%%

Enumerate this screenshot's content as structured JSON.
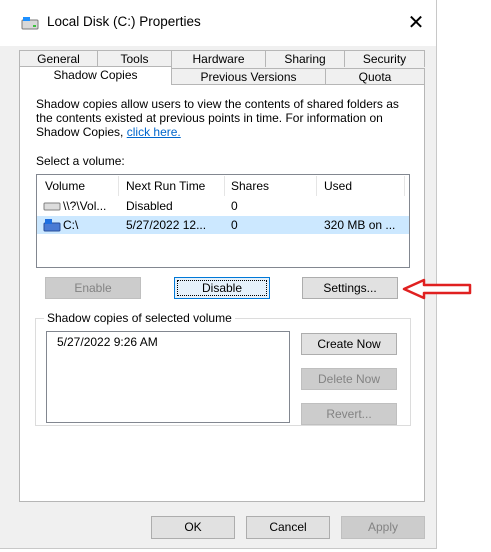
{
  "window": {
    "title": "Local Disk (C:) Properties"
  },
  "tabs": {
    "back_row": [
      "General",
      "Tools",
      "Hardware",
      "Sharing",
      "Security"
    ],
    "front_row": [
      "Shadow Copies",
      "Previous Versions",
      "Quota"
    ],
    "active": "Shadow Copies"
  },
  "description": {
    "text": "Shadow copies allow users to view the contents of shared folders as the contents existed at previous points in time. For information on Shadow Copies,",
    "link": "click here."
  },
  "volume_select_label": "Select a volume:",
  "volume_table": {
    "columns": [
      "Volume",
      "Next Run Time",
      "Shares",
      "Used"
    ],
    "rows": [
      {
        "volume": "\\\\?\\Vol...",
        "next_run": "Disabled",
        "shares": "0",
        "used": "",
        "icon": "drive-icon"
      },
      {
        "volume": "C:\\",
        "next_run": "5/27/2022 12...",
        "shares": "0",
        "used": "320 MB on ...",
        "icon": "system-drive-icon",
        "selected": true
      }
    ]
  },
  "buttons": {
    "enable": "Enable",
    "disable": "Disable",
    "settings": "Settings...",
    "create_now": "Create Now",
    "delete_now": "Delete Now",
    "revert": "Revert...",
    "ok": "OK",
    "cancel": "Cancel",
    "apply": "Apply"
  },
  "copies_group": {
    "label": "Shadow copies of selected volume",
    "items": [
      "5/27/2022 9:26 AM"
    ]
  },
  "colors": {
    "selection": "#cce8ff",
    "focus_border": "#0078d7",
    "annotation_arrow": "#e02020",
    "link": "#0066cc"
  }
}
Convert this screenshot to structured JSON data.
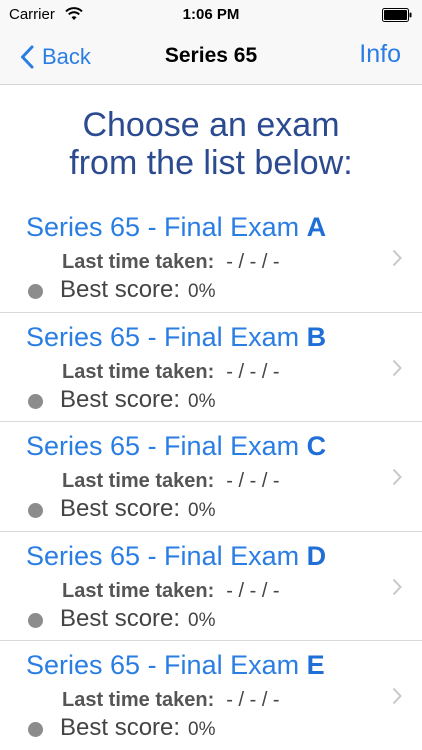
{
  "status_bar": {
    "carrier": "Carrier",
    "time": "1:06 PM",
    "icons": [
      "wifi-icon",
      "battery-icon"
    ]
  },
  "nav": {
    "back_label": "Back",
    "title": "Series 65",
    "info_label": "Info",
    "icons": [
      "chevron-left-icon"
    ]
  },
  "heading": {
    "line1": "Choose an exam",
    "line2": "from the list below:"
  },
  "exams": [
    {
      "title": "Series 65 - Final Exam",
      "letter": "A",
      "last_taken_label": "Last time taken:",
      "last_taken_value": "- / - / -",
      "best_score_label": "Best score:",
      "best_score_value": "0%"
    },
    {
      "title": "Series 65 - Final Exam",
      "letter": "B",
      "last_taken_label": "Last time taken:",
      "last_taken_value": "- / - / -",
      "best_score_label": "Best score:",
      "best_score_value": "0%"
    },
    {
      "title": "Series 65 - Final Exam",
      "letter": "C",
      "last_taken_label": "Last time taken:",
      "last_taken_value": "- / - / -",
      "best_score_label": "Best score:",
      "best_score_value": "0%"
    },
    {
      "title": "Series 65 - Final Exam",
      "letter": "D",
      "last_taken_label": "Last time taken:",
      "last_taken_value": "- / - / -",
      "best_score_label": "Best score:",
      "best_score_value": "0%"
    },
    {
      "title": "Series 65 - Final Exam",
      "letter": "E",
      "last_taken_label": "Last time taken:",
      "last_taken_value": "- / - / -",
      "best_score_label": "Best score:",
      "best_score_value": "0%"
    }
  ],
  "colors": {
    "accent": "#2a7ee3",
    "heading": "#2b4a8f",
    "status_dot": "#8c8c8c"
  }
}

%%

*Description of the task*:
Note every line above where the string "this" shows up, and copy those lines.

*Final answer*:
Enumerate this screenshot's content as structured JSON.
Convert this screenshot to structured JSON data.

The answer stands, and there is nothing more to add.